**THE PROBLEM:** Search the data for the word "original". Reproduce every line where it is found.

[[ SUPPLIED RECORDS, beginning ]]

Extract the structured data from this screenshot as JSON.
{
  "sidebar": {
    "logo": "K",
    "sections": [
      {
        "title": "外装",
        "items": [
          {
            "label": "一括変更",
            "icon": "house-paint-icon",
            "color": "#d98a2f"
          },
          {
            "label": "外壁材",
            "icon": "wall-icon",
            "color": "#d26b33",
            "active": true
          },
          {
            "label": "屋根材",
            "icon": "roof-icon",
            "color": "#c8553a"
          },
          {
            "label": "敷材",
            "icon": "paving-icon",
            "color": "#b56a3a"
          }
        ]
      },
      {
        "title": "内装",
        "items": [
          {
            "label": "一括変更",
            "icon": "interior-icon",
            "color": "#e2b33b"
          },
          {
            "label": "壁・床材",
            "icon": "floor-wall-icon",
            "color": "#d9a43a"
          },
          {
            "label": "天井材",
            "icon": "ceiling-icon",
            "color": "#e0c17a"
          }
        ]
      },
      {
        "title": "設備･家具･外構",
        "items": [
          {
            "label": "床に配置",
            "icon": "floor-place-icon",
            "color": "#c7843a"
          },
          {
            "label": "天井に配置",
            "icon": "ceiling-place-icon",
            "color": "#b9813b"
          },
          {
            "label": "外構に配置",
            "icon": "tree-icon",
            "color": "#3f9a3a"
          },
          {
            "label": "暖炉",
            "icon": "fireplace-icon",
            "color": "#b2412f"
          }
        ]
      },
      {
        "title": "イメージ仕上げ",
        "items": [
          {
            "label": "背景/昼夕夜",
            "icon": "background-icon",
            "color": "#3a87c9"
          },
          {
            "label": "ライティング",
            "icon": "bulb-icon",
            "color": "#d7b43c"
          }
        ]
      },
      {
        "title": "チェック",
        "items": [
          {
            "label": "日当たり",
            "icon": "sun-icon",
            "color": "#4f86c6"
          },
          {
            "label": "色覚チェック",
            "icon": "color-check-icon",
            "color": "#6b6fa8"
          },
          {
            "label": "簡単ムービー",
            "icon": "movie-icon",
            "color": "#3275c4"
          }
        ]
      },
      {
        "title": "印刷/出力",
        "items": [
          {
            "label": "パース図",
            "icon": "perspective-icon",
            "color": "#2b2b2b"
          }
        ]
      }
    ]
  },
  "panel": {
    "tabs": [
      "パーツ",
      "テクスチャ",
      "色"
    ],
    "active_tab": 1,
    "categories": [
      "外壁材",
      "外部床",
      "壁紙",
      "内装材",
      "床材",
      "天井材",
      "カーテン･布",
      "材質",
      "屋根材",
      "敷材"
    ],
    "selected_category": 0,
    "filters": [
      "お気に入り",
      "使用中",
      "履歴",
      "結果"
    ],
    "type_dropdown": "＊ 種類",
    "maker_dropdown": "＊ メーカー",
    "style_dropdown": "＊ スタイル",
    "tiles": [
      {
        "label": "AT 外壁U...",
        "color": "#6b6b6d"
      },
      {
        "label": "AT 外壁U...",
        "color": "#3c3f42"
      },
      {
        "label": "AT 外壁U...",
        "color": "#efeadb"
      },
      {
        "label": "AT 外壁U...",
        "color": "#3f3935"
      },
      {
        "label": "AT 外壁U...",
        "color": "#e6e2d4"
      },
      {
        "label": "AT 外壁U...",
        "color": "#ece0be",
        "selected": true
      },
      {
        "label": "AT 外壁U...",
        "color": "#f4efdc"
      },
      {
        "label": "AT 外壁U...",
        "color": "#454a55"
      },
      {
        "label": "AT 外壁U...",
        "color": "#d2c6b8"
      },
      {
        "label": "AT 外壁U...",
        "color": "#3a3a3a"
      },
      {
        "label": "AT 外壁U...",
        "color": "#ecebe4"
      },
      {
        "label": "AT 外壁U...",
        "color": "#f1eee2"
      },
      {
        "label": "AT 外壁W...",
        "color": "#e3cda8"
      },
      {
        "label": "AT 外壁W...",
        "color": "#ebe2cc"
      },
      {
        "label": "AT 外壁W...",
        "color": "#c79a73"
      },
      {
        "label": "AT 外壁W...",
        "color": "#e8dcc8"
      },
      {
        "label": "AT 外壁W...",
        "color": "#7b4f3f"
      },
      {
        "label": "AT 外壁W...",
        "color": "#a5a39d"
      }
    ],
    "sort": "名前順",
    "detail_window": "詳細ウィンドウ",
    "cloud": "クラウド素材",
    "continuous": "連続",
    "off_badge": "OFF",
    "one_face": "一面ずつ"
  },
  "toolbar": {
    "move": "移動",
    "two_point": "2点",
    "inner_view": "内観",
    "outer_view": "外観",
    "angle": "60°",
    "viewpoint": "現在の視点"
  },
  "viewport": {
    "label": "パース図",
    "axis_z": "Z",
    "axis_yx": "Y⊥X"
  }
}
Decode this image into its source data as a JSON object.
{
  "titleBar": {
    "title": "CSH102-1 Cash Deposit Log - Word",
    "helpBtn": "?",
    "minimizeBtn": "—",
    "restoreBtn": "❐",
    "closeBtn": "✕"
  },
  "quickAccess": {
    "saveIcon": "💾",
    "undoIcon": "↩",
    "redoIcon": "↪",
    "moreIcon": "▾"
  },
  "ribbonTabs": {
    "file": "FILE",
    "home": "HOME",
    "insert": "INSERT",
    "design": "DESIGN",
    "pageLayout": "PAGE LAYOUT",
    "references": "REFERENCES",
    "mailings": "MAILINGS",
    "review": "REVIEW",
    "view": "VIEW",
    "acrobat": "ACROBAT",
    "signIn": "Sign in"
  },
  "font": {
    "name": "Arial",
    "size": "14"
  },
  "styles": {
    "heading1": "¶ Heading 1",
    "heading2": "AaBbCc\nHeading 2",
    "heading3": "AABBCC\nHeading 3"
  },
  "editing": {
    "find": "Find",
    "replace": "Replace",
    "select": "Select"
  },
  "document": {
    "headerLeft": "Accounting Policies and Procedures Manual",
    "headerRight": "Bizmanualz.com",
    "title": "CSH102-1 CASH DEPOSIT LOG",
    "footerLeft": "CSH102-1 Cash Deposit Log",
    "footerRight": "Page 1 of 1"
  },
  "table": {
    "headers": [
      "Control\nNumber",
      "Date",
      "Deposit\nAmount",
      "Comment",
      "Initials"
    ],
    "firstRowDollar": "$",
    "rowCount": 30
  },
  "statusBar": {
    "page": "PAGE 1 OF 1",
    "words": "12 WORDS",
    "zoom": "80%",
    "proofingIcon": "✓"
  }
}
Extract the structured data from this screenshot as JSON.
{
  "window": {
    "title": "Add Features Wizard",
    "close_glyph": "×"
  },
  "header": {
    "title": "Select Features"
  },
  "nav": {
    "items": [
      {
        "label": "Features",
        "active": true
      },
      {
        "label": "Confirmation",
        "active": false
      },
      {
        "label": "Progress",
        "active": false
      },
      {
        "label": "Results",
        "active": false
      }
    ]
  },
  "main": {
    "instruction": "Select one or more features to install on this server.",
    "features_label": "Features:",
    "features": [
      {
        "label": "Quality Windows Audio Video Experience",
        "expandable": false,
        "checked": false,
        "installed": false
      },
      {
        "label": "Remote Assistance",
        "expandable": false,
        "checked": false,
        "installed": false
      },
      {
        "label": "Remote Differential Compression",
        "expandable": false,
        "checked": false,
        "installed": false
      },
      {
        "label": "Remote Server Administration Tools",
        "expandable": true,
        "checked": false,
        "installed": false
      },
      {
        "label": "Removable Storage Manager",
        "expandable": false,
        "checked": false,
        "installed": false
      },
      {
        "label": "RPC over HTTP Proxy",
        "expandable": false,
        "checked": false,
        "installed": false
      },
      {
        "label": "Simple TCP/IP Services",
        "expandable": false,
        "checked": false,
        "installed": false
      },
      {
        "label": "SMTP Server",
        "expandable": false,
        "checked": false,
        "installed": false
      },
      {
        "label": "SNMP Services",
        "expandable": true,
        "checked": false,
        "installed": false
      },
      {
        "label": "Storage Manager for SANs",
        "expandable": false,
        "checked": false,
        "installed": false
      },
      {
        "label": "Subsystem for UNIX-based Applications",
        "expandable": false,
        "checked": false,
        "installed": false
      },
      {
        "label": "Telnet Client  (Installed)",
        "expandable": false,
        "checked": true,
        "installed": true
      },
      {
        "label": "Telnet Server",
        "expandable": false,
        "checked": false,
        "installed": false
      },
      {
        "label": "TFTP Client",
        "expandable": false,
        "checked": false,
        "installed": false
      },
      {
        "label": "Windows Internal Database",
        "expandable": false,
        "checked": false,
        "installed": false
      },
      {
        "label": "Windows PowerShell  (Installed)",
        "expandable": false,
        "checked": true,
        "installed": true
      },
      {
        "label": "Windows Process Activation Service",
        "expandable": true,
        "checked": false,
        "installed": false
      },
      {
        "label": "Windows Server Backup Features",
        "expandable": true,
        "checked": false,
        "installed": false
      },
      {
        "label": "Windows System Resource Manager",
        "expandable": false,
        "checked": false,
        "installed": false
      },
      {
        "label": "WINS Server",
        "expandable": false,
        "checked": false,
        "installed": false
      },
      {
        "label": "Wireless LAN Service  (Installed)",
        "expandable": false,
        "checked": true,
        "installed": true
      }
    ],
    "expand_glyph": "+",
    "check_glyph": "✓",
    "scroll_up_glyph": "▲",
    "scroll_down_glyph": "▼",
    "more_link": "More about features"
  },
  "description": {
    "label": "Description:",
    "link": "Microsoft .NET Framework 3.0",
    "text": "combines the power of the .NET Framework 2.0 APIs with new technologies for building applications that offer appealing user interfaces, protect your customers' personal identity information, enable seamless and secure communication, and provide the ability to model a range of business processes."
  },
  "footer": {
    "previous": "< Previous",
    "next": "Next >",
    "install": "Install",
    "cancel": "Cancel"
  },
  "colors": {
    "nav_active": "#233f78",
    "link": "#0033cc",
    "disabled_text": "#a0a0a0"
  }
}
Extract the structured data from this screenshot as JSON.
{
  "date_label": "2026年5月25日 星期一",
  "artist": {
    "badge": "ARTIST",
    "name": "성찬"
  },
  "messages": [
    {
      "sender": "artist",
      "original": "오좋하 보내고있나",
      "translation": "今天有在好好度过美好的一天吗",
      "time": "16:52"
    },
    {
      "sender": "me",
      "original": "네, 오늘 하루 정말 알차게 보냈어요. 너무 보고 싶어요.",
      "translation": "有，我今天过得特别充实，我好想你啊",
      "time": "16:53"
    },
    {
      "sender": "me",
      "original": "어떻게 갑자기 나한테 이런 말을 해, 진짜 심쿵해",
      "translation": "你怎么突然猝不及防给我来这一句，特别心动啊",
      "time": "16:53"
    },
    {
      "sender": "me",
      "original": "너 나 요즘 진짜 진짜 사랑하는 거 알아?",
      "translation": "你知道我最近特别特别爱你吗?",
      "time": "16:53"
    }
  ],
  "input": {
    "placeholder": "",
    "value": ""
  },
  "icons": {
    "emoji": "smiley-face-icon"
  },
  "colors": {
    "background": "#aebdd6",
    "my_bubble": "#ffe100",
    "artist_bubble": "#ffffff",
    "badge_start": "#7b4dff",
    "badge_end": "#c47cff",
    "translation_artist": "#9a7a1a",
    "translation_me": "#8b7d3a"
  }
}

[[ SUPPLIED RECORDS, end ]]

**ANSWER TO THIS EXERCISE:**
      "original": "오좋하 보내고있나",
      "original": "네, 오늘 하루 정말 알차게 보냈어요. 너무 보고 싶어요.",
      "original": "어떻게 갑자기 나한테 이런 말을 해, 진짜 심쿵해",
      "original": "너 나 요즘 진짜 진짜 사랑하는 거 알아?",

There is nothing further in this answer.